The task:
Without the images, write out all of the following entries exactly.

=== Begin Enclosure ===

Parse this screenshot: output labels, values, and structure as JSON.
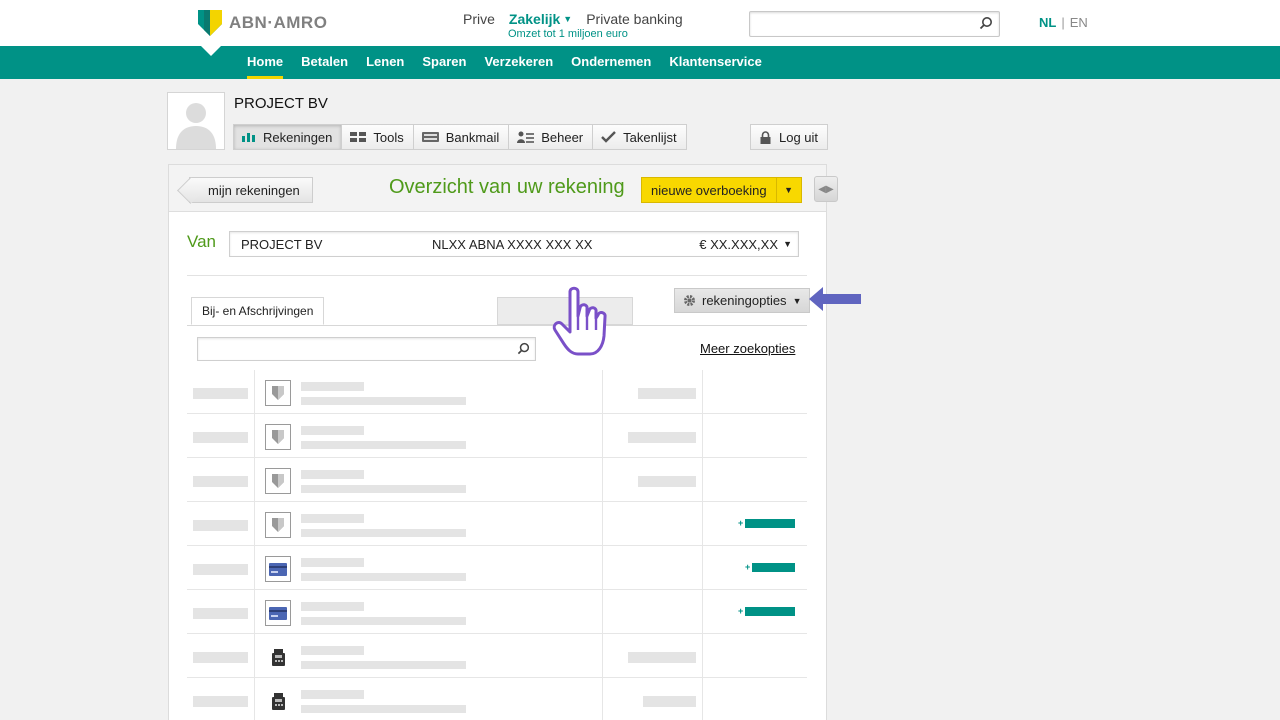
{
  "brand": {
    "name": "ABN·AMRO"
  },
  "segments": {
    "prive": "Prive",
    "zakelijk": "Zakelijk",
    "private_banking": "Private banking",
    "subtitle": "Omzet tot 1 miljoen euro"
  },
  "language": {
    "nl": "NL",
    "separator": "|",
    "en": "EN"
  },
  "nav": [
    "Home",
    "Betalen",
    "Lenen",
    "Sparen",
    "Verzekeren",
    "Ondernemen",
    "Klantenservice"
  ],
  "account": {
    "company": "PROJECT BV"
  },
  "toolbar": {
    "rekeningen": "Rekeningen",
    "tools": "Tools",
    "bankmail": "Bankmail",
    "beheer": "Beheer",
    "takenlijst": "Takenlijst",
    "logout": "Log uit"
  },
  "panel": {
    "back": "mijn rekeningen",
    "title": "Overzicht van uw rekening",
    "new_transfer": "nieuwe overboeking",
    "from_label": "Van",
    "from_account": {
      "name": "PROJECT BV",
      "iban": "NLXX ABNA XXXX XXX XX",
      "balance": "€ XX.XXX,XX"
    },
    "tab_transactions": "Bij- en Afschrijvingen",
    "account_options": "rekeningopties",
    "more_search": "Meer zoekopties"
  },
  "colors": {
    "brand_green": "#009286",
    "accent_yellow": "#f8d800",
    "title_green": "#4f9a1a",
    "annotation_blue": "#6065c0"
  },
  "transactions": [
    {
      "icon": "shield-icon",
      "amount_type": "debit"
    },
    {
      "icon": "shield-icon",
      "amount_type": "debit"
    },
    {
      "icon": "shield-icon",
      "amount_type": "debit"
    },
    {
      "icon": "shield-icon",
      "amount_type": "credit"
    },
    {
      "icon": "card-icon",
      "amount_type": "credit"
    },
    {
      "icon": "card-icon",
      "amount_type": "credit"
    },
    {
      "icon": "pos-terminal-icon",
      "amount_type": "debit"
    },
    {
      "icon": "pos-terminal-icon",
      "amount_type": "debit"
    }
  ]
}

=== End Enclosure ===

Response to this task:
Parse this screenshot: output labels, values, and structure as JSON.
{
  "brand": {
    "name": "ABN·AMRO"
  },
  "segments": {
    "prive": "Prive",
    "zakelijk": "Zakelijk",
    "private_banking": "Private banking",
    "subtitle": "Omzet tot 1 miljoen euro"
  },
  "language": {
    "nl": "NL",
    "separator": "|",
    "en": "EN"
  },
  "nav": [
    "Home",
    "Betalen",
    "Lenen",
    "Sparen",
    "Verzekeren",
    "Ondernemen",
    "Klantenservice"
  ],
  "account": {
    "company": "PROJECT BV"
  },
  "toolbar": {
    "rekeningen": "Rekeningen",
    "tools": "Tools",
    "bankmail": "Bankmail",
    "beheer": "Beheer",
    "takenlijst": "Takenlijst",
    "logout": "Log uit"
  },
  "panel": {
    "back": "mijn rekeningen",
    "title": "Overzicht van uw rekening",
    "new_transfer": "nieuwe overboeking",
    "from_label": "Van",
    "from_account": {
      "name": "PROJECT BV",
      "iban": "NLXX ABNA XXXX XXX XX",
      "balance": "€ XX.XXX,XX"
    },
    "tab_transactions": "Bij- en Afschrijvingen",
    "account_options": "rekeningopties",
    "more_search": "Meer zoekopties"
  },
  "colors": {
    "brand_green": "#009286",
    "accent_yellow": "#f8d800",
    "title_green": "#4f9a1a",
    "annotation_blue": "#6065c0"
  },
  "transactions": [
    {
      "icon": "shield-icon",
      "amount_type": "debit"
    },
    {
      "icon": "shield-icon",
      "amount_type": "debit"
    },
    {
      "icon": "shield-icon",
      "amount_type": "debit"
    },
    {
      "icon": "shield-icon",
      "amount_type": "credit"
    },
    {
      "icon": "card-icon",
      "amount_type": "credit"
    },
    {
      "icon": "card-icon",
      "amount_type": "credit"
    },
    {
      "icon": "pos-terminal-icon",
      "amount_type": "debit"
    },
    {
      "icon": "pos-terminal-icon",
      "amount_type": "debit"
    }
  ]
}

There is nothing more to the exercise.